▶ _PROBLEM DETAILS_
Scan the listing below. Return every line containing the string "name".

________________________

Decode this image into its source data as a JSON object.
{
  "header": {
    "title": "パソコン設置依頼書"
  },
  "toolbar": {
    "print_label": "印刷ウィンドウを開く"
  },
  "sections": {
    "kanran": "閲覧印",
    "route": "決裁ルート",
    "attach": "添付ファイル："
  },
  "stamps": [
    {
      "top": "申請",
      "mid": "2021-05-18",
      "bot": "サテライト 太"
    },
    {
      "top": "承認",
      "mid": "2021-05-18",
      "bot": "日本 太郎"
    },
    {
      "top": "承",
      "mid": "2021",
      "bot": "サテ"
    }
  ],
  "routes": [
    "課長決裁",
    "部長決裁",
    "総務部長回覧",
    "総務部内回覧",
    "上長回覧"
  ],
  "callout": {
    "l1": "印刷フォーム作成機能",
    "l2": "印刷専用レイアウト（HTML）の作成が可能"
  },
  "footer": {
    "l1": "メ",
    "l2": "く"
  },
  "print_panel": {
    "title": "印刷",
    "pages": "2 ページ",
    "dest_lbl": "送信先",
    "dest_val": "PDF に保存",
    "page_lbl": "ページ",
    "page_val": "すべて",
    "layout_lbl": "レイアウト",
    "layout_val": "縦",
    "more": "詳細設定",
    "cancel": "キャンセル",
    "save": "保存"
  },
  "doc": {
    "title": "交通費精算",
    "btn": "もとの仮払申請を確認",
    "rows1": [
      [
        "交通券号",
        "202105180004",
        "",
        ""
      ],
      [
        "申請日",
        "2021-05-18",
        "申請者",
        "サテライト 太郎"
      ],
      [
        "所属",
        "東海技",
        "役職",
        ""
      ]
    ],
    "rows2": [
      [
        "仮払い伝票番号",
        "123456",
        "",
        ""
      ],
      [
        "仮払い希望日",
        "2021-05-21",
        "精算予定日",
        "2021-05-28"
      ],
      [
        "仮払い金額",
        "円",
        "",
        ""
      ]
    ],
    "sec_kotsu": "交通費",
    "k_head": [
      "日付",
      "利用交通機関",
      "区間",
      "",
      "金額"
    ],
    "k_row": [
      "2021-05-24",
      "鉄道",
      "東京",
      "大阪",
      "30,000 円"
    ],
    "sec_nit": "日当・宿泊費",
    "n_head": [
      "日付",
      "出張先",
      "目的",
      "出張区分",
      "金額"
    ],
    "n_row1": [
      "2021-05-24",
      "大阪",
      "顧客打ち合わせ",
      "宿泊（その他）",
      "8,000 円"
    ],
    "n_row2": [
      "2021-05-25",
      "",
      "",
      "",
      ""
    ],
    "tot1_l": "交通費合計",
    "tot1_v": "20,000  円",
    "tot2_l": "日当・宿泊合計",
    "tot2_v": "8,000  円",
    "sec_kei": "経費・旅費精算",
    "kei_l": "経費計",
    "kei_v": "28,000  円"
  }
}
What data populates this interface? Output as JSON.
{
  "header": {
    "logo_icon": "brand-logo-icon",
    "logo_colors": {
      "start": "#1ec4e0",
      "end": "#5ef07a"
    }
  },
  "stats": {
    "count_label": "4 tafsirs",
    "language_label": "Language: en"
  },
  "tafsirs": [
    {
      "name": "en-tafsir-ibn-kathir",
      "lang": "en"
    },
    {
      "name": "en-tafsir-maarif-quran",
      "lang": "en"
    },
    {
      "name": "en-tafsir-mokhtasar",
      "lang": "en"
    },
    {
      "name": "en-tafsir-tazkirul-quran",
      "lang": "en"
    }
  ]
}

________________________

▶ _ANSWER TO THIS EXERCISE_
      "name": "en-tafsir-ibn-kathir",
      "name": "en-tafsir-maarif-quran",
      "name": "en-tafsir-mokhtasar",
      "name": "en-tafsir-tazkirul-quran",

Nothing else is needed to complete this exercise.